Let's suppose you were one of the lucky few who invested in Twitter back in November 2013 and got in at the initial public offering price of $26 a share. Sure, you've had a few bumps and bruises along the way, but through it all Twitter's business has grown pretty nicely, and its stock had risen 38% since the IPO, to about $36, when Chief Executive Dick Costolo announced last week that he would resign.
Now, 38% is a great return in less than two years. (Again, this assumes you bought at the IPO price. Most people couldn't — and paid much more that November day, about $45 a share, because of all the hype surrounding the Twitter offering.)
But here's the thing: You could have made more money investing elsewhere. In fact, people who invested in old, allegedly dying businesses like bookseller Barnes & Noble or financial publisher Value Line have done better than Twitter shareholders since the tech darling's IPO. B&N;'s shares are up by 75%, and Value Line's by 48%.
Truth be told, a quick trip to the Bloomberg terminal last Friday produced a list of 37 companies headquartered in or near New York whose stocks have done better than Twitter at its IPO price. They include G-III Apparel, a company based in the garment district since 1956 that makes clothing under such famous labels as Calvin Klein, Kenneth Cole and Cole Haan. This old-economy stock has risen 140% since Twitter's IPO. Or 1-800-Flowers.com, which is up 104%. Martha Stewart Living Omnimedia, up 65%. Avis-Budget, 62%. Revlon, 59%.
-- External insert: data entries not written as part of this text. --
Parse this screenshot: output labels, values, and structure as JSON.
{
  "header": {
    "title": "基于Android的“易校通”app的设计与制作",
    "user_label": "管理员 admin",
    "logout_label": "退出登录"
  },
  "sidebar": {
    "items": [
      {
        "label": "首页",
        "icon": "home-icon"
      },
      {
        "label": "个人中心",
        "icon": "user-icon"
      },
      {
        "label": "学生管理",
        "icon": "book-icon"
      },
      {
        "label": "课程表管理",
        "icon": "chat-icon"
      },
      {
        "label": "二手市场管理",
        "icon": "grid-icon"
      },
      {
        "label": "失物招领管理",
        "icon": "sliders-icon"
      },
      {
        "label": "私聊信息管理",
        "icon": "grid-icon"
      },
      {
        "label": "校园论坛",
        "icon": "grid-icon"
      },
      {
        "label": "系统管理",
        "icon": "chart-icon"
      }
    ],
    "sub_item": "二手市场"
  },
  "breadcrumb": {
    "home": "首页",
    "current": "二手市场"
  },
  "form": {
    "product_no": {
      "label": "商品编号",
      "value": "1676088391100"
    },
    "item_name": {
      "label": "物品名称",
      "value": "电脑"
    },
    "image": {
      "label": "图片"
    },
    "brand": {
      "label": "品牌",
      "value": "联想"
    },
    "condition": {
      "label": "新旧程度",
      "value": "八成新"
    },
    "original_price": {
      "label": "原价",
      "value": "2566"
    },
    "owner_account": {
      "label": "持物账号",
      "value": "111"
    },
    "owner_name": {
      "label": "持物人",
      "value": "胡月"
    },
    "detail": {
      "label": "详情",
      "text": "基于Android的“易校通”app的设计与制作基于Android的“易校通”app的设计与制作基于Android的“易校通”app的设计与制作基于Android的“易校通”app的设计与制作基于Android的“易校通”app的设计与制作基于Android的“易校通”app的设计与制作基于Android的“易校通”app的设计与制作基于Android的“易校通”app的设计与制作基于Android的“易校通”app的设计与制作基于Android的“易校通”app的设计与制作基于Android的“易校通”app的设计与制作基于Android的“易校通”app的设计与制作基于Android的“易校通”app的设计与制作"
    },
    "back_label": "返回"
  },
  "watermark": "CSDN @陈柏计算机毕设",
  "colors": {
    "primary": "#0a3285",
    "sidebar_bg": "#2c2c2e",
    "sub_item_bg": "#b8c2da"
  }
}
OK, we've had our fun, but there's a message here, and it boils down to this: Shares in even the most disruptive, Zeitgeist-changing company aren't worth buying if they're priced too high. Likewise, shares in fuddy-duddy companies — even booksellers or old-school publishers — can pay off nicely if the price is right.
What price is too high and what's cheap? It's hard to know. Indeed, only a few investors consistently figure it out. They tend to have names like Warren Buffett or George Soros.
The single hardest aspect of playing the markets is setting aside your personal feelings for a company or product and trying to fairly map out its future financial performance. There were ample reasons to avoid Twitter from the get-go, starting with the fact that it was valued at 40 times revenue at its debut, compared with 17 times for Facebook and seven for Google.
That means the stock was priced way too high relative to its growth capacities, and management has struggled to meet the investment world's expectations ever since, even though annual revenue more than doubled last year, to $1.4 billion.
The next time you consider chasing the latest hot new-economy thing from Silicon Valley, ask yourself this: Is there something else I could buy for cheap, like, for instance, a bookstore?
A version of this article appears in the June 15, 2015, print issue of Crain's New York Business.